There are not enough machines to meet current demand, and the ones that are currently operating are overloaded. But Muth doesn’t worry about the machines. He worries about people.
“People have to make them work,” he explains. “It’s always the big bottleneck. Some baling factories have talked about going to three shifts and things like that. But if someone is going to lose body parts, it always happens on squad 12. -8. It’s just hard to be alert at 4 in the morning, and it’s a big dangerous machine. So there are all kinds of considerations to take into account. “
To speed up the supply chain of an object created using analog technology, people have to work longer hours.
And right now, everyone is angry with Adele for blocking the work. The megastar released their recent album 30 on half a million vinyl records. To do this, it requisitioned most of the vinyl press capacity in the world. This delayed the production of a long line of independent artists who were waiting their turn.
As we’ve learned, any mistake in this analog process can set a recording back several steps in production. In the case of Time Thief, a problem detected during a squeeze test sent the entire process back to the veneer.
Mistakes in these early stages of production cost the same amount of money to correct whether you plan to print 500,000 discs like Adele or just 300 like Frogpond. Except that small farms rely on smaller profit margins – so mistakes can add up quickly and wipe out profitability.
Muth says this problem of scale is why vinyl factories will always be dominated by big groups and huge outings: the same thing happened with Michael Jackson in the 1980s. It’s just that when it comes to acquiring music, we – that is, a generation high on digital downloads – are not used to it.
“Everyone’s spoiled these days being able to just put something together on their laptop and hit the publish button and, bang, it’s in the world,” Muth says. “Especially with young people who have never lived like it was before, they have no idea of the process of making physical objects. This process usually takes almost six months, which drives groups crazy.”
For Michelle Bacon and the rest of Frogpond, the end product is worth the wait.
“When you sit down and listen to a record, it’s a special time for me, you know? It’s not like putting something in my CD player, ”says Bacon.
As Bacon describes, playing a record is a Event: by carefully revealing the vinyl of its jacket, placing it on the turntable and hearing the rich, textured sound coming from the speakers.

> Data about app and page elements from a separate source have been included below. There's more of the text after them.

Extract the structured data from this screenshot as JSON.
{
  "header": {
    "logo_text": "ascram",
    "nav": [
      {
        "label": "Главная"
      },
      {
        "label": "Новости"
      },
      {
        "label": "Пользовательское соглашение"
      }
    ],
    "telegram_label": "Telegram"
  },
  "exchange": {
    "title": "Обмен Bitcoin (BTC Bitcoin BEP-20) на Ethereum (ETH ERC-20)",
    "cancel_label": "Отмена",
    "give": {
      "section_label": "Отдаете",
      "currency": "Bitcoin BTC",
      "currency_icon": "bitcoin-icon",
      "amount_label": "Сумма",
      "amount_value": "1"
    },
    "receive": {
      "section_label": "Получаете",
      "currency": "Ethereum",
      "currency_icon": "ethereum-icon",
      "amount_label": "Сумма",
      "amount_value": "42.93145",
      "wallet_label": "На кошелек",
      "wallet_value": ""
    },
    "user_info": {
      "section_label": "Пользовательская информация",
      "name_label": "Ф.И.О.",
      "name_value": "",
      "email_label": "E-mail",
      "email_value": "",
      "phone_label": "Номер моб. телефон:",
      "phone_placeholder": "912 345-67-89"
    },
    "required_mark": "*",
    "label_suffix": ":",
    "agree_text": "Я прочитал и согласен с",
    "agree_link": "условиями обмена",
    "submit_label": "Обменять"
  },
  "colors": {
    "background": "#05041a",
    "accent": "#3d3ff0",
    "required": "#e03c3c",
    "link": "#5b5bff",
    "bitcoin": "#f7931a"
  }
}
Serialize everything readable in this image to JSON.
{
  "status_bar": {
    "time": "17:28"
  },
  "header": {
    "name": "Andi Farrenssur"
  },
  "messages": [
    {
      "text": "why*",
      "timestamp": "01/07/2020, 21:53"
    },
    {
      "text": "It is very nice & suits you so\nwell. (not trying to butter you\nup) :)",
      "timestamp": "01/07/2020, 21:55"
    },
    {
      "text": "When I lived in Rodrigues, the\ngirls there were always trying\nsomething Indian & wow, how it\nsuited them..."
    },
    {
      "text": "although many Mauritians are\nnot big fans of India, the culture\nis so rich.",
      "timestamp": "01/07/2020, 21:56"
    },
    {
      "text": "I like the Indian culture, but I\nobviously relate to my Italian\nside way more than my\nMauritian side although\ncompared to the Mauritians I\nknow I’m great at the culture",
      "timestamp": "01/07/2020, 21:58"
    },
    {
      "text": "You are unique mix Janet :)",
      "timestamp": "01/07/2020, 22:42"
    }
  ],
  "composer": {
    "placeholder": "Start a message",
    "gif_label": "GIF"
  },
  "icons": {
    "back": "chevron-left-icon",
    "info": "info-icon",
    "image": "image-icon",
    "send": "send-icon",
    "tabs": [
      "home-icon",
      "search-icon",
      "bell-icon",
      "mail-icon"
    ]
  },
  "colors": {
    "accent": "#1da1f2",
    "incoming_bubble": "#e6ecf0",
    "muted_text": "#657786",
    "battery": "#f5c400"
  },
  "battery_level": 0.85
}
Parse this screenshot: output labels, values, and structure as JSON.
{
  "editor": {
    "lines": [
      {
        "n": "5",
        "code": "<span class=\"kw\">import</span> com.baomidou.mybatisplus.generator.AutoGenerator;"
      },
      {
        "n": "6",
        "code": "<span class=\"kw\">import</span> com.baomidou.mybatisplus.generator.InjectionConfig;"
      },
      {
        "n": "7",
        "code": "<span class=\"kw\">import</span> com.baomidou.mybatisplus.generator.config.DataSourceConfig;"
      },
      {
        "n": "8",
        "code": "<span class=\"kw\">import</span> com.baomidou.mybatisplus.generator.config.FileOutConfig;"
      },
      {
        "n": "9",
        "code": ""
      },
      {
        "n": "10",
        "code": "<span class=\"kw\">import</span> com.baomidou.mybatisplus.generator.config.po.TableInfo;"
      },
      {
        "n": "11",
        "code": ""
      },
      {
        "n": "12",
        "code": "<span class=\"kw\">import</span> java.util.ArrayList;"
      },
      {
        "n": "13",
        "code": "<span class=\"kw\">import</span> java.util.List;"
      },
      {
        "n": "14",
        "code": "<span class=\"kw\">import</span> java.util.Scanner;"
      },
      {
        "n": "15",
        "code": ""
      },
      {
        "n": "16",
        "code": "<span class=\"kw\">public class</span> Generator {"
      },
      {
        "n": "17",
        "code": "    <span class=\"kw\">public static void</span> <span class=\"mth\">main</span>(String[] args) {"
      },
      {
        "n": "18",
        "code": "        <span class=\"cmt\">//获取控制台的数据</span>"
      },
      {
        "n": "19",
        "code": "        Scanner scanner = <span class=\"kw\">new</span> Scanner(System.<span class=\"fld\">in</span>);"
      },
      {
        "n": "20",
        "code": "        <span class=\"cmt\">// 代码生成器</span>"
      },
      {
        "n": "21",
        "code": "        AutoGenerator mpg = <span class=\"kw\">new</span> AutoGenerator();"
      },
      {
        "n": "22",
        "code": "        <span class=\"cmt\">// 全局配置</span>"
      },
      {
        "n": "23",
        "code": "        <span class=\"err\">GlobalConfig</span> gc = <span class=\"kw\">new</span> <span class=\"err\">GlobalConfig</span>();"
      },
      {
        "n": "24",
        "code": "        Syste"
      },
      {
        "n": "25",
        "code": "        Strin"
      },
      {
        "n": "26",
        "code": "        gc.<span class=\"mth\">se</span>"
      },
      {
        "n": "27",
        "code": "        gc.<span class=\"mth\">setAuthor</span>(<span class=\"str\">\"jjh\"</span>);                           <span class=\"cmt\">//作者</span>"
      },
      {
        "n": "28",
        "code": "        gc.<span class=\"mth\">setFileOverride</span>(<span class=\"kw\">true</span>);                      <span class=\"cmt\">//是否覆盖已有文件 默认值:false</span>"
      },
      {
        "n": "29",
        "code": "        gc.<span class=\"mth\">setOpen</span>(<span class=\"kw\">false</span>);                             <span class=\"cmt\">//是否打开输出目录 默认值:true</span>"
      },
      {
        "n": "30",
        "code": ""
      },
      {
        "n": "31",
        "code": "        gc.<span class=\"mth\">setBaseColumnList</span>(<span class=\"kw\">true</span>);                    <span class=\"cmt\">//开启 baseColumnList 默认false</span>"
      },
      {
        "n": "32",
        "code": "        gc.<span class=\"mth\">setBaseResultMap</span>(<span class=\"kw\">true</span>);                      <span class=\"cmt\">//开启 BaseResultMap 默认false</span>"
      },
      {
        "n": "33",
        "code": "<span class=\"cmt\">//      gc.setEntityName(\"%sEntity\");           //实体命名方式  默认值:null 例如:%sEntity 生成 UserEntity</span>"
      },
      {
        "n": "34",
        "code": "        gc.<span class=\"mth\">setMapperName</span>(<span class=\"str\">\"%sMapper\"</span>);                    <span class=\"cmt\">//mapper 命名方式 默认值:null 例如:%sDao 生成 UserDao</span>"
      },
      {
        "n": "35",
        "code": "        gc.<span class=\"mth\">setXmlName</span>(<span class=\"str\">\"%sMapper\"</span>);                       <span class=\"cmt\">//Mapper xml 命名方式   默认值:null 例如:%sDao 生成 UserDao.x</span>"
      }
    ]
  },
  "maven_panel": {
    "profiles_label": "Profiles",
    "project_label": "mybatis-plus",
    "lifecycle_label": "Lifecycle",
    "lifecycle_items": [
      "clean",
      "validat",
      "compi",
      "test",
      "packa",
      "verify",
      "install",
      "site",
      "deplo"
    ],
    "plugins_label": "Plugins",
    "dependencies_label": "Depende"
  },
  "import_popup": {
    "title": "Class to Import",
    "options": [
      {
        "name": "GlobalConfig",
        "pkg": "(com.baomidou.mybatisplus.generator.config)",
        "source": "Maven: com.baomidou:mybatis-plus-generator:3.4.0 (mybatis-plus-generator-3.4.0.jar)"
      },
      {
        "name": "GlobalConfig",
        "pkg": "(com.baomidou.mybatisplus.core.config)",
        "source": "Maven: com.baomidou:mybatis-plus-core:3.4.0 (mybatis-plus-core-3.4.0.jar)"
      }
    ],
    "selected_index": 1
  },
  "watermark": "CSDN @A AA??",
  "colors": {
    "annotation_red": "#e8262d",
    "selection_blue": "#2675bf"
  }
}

“For me, this is one of the most rewarding things,” she says. “It’s like the time and effort we’ve spent comes in this physical form. And with all of these supply chain issues, it’ll be even more of an accomplishment when we actually get it.”